According to the Canadian Lung Association, radon is the second leading cause of lung cancer in Canada. Exposure to the gas is estimated to be the cause of 16 percent of lung cancers. Radon damages our lungs through its radioactive particles. When inhaled, they can damage the cells that line our lungs. Long-term exposure can lead to lung cancer, especially for those who are cigarette smokers.
Radon is a naturally occurring gas. When the uranium in the soil, rock and water outside of our homes breaks down, radon is created. The gas isn’t dangerous when it mixes with the air outside of our homes. However, when it seeps into our homes through cracks and other openings, it can become trapped in enclosed spaces. Radon in high concentrations can be harmful. This is just one of the many reasons ventilation in your home is so important.
The lower levels of your home including its main floor and its basement are the areas that are most susceptible to the presence of radon. If you have unfinished floors or cracks in the basement floor or foundation, you may be offering radon entry into your home. As well, radon is known to enter homes through pipes, windows and sump pumps.
Radon sits number two on the list behind cigarette smoking as a leading cause of lung cancer. Studies have shown that radon has carcinogenic properties. They are exacerbated by cigarette smoke, which we all know is full of toxic chemicals. As the Government of Canada informs us, an individual’s risk of getting lung cancer from radon depends on three factors: the level of radon, the duration of exposure and his/her smoking habits.

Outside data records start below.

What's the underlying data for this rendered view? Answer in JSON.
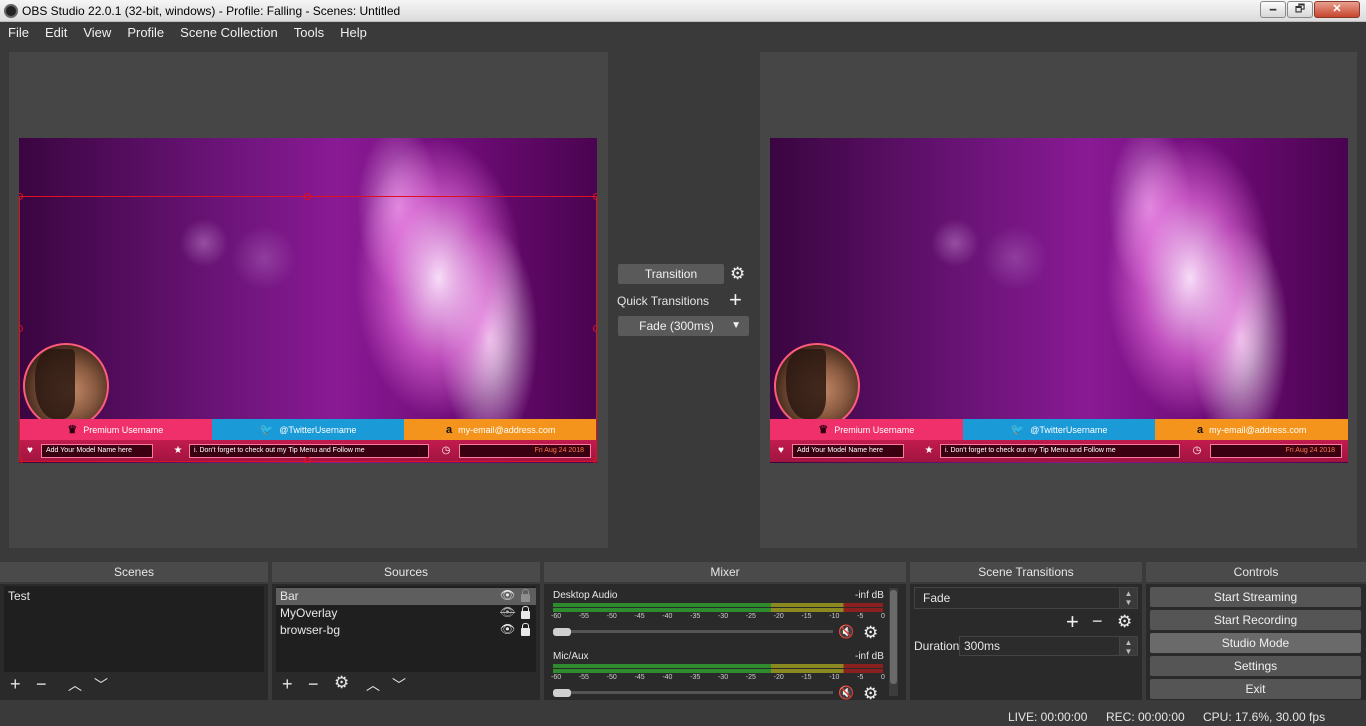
{
  "window": {
    "title": "OBS Studio 22.0.1 (32-bit, windows) - Profile: Falling - Scenes: Untitled",
    "minimize": "🗕",
    "maximize": "🗗",
    "close": "✕"
  },
  "menu": [
    "File",
    "Edit",
    "View",
    "Profile",
    "Scene Collection",
    "Tools",
    "Help"
  ],
  "overlay": {
    "username": "Premium Username",
    "twitter": "@TwitterUsername",
    "email": "my-email@address.com",
    "model_name": "Add Your Model Name here",
    "ticker": "i. Don't forget to check out my Tip Menu and Follow me",
    "date": "Fri Aug 24 2018"
  },
  "transition": {
    "button": "Transition",
    "quick_label": "Quick Transitions",
    "fade_option": "Fade (300ms)"
  },
  "docks": {
    "scenes": "Scenes",
    "sources": "Sources",
    "mixer": "Mixer",
    "scene_transitions": "Scene Transitions",
    "controls": "Controls"
  },
  "scenes": [
    "Test"
  ],
  "sources": [
    {
      "name": "Bar",
      "visible": true,
      "locked": false
    },
    {
      "name": "MyOverlay",
      "visible": false,
      "locked": true
    },
    {
      "name": "browser-bg",
      "visible": true,
      "locked": true
    }
  ],
  "mixer": {
    "tracks": [
      {
        "name": "Desktop Audio",
        "db": "-inf dB",
        "muted": true
      },
      {
        "name": "Mic/Aux",
        "db": "-inf dB",
        "muted": true
      }
    ],
    "ticks": [
      "-60",
      "-55",
      "-50",
      "-45",
      "-40",
      "-35",
      "-30",
      "-25",
      "-20",
      "-15",
      "-10",
      "-5",
      "0"
    ]
  },
  "scene_transitions": {
    "selected": "Fade",
    "duration_label": "Duration",
    "duration_value": "300ms"
  },
  "controls": {
    "start_streaming": "Start Streaming",
    "start_recording": "Start Recording",
    "studio_mode": "Studio Mode",
    "settings": "Settings",
    "exit": "Exit"
  },
  "status": {
    "live": "LIVE: 00:00:00",
    "rec": "REC: 00:00:00",
    "cpu": "CPU: 17.6%, 30.00 fps"
  },
  "colors": {
    "accent_pink": "#f0306a",
    "accent_blue": "#1a9ad6",
    "accent_orange": "#f4941c",
    "selection_red": "#e01020",
    "mute_red": "#e23838"
  }
}
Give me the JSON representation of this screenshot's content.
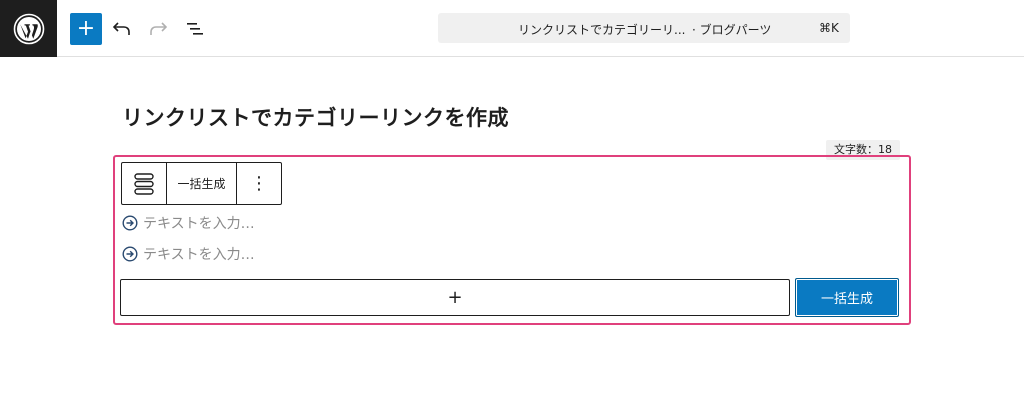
{
  "header": {
    "logo_icon": "wordpress-logo",
    "add_icon": "plus",
    "undo_icon": "undo-arrow",
    "redo_icon": "redo-arrow",
    "outline_icon": "document-outline",
    "command_bar": {
      "title": "リンクリストでカテゴリーリ...",
      "type": "· ブログパーツ",
      "shortcut": "⌘K"
    }
  },
  "post": {
    "title": "リンクリストでカテゴリーリンクを作成",
    "char_count": "文字数：18"
  },
  "block": {
    "toolbar": {
      "block_icon": "link-list-block",
      "generate_label": "一括生成",
      "more_label": "⋮"
    },
    "items": [
      {
        "icon": "arrow-circle-right",
        "placeholder": "テキストを入力…"
      },
      {
        "icon": "arrow-circle-right",
        "placeholder": "テキストを入力…"
      }
    ],
    "add_label": "+",
    "generate_button_label": "一括生成"
  },
  "colors": {
    "accent": "#0a7ac2",
    "highlight": "#e0407c",
    "topbar_logo_bg": "#1e1e1e"
  }
}
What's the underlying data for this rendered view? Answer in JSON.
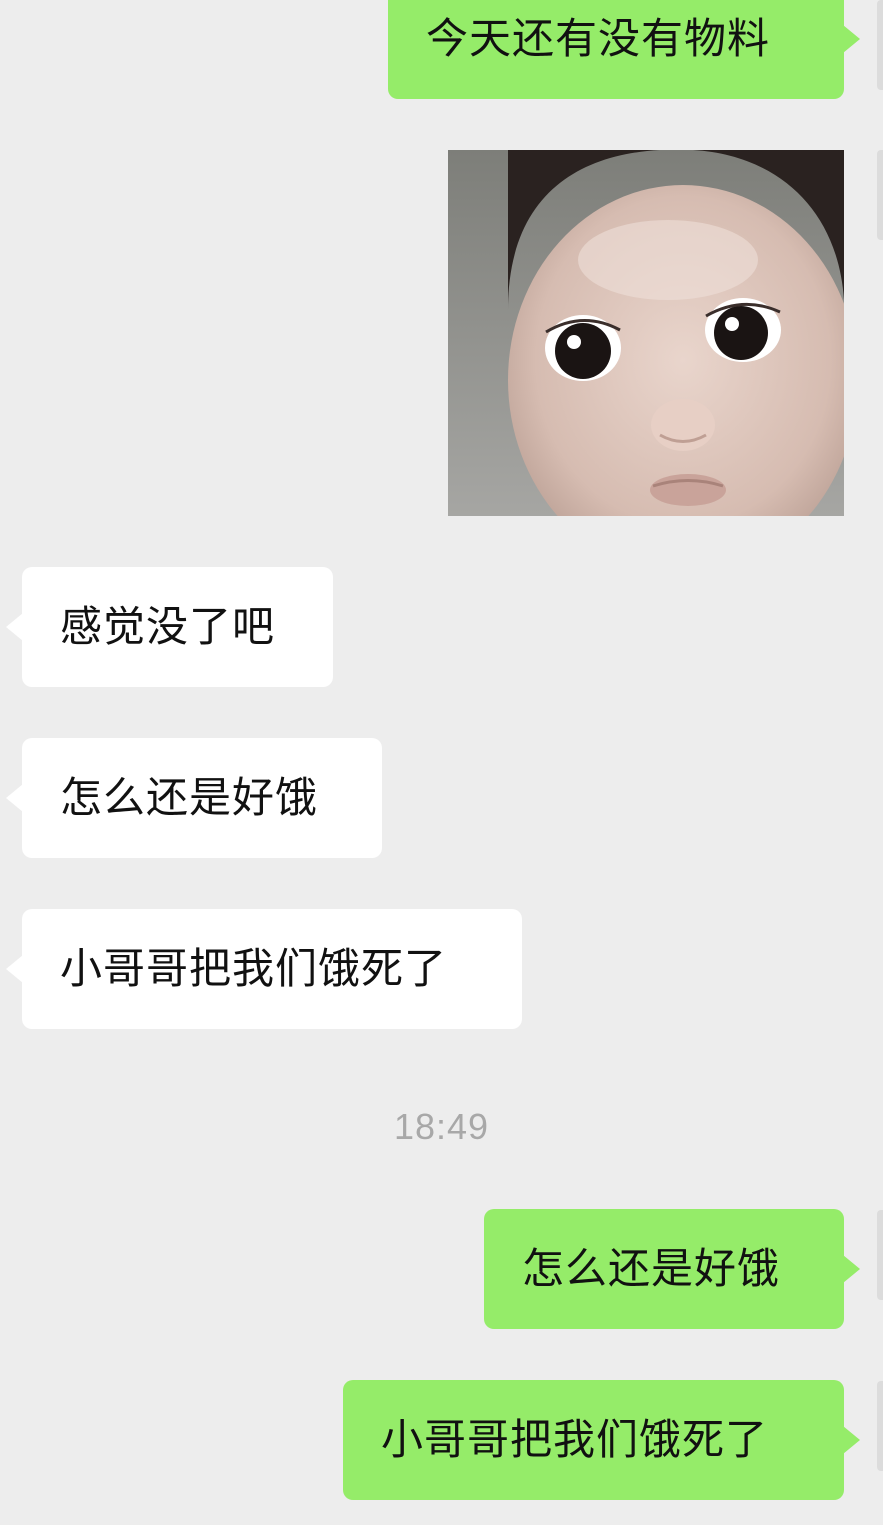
{
  "messages": [
    {
      "side": "outgoing",
      "text": "今天还有没有物料"
    },
    {
      "side": "outgoing",
      "type": "sticker",
      "sticker": "baby-face-sticker"
    },
    {
      "side": "incoming",
      "text": "感觉没了吧"
    },
    {
      "side": "incoming",
      "text": "怎么还是好饿"
    },
    {
      "side": "incoming",
      "text": "小哥哥把我们饿死了"
    },
    {
      "type": "time",
      "text": "18:49"
    },
    {
      "side": "outgoing",
      "text": "怎么还是好饿"
    },
    {
      "side": "outgoing",
      "text": "小哥哥把我们饿死了"
    }
  ],
  "colors": {
    "background": "#ededed",
    "outgoing_bubble": "#95ec69",
    "incoming_bubble": "#ffffff",
    "timestamp": "#a8a8a8"
  }
}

“If inhaled, radon decay products can become deeply lodged in the lungs, where they emit ionizing radiation which can penetrate the cells of mucous membranes, bronchi, and other pulmonary tissues,” they explain on Canada.ca, “The ionizing radiation energy affecting the bronchial epithelial cells is believed to initiate the process of carcinogenesis.”

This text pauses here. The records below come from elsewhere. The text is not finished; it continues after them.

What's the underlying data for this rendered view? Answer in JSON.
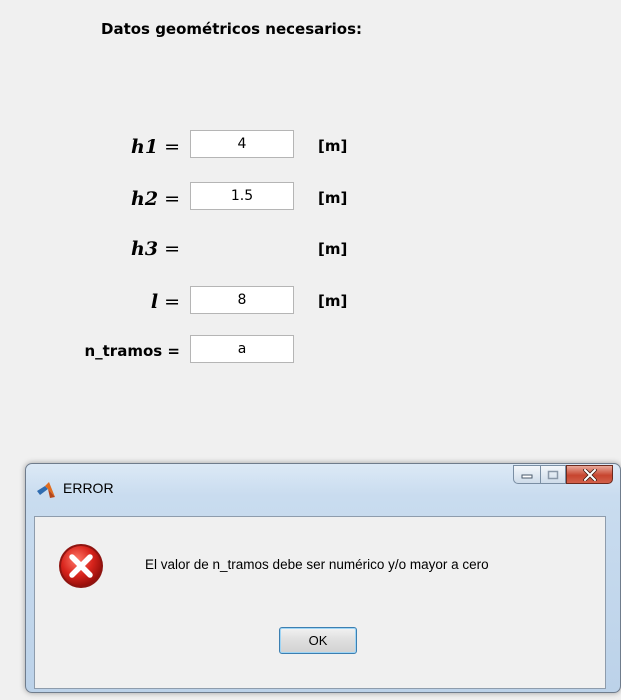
{
  "panel": {
    "title": "Datos geométricos necesarios:",
    "rows": [
      {
        "symbol": "h1",
        "equals": "=",
        "value": "4",
        "unit": "[m]"
      },
      {
        "symbol": "h2",
        "equals": "=",
        "value": "1.5",
        "unit": "[m]"
      },
      {
        "symbol": "h3",
        "equals": "=",
        "value": "",
        "unit": "[m]"
      },
      {
        "symbol": "l",
        "equals": "=",
        "value": "8",
        "unit": "[m]"
      },
      {
        "symbol": "n_tramos",
        "equals": "=",
        "value": "a",
        "unit": ""
      }
    ]
  },
  "dialog": {
    "title": "ERROR",
    "message": "El valor de n_tramos debe ser numérico y/o mayor a cero",
    "ok_label": "OK",
    "icons": {
      "app": "matlab-icon",
      "error": "error-icon",
      "minimize": "minimize-icon",
      "maximize": "maximize-icon",
      "close": "close-icon"
    },
    "colors": {
      "error_red": "#d8241c",
      "close_button": "#c7452f"
    }
  }
}
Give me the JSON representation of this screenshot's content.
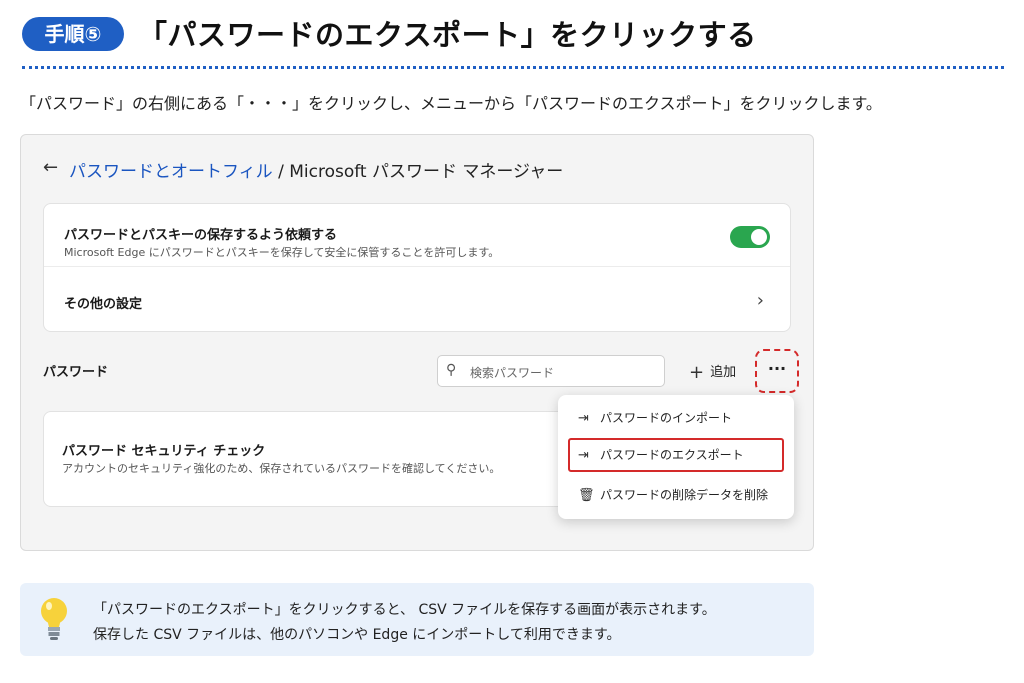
{
  "header": {
    "step_badge": "手順⑤",
    "title": "「パスワードのエクスポート」をクリックする"
  },
  "instruction": "「パスワード」の右側にある「・・・」をクリックし、メニューから「パスワードのエクスポート」をクリックします。",
  "screenshot": {
    "breadcrumb": {
      "back_icon": "arrow-left-icon",
      "link": "パスワードとオートフィル",
      "separator": " / ",
      "current": "Microsoft パスワード マネージャー"
    },
    "settings": {
      "save_toggle": {
        "title": "パスワードとパスキーの保存するよう依頼する",
        "description": "Microsoft Edge にパスワードとパスキーを保存して安全に保管することを許可します。",
        "state": "on"
      },
      "other_settings": {
        "label": "その他の設定",
        "icon": "chevron-right-icon"
      }
    },
    "passwords_section": {
      "label": "パスワード",
      "search_placeholder": "検索パスワード",
      "add_label": "追加",
      "more_label": "···"
    },
    "security_check": {
      "title": "パスワード セキュリティ チェック",
      "description": "アカウントのセキュリティ強化のため、保存されているパスワードを確認してください。"
    },
    "menu": {
      "items": [
        {
          "label": "パスワードのインポート",
          "icon": "import-icon"
        },
        {
          "label": "パスワードのエクスポート",
          "icon": "export-icon",
          "highlighted": true
        },
        {
          "label": "パスワードの削除データを削除",
          "icon": "trash-icon"
        }
      ]
    }
  },
  "tip": {
    "icon": "lightbulb-icon",
    "line1": "「パスワードのエクスポート」をクリックすると、 CSV ファイルを保存する画面が表示されます。",
    "line2": "保存した CSV ファイルは、他のパソコンや Edge にインポートして利用できます。"
  },
  "colors": {
    "accent": "#1f5fc4",
    "highlight": "#d42a2a",
    "toggle_on": "#2aa64f",
    "tip_bg": "#e9f1fb"
  }
}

As the Canadian Lung Association explains, radon is measured in becquerels per cubic metre (Bq/m3). “If your home’s radon level is less than 200 Bq/m3, Health Canada radon guidelines say that no action is required,” their site notes, “However, even low levels of radon can be harmful. It’s a good idea to try to lower your home’s radon level as much as possible, even if it’s already below 200 Bq/m3.”
Clearly, taking steps to prevent lung cancer is a vitally important task. The Canadian Lung Association believes that it’s best to test for radon during the winter months, when there is less ventilation in your home. At DF Technical & Consulting Services Ltd., we proudly offer Radon Services. For more information, please don’t hesitate to give us a call at 1-855-668-3131 or email us at email@example.com.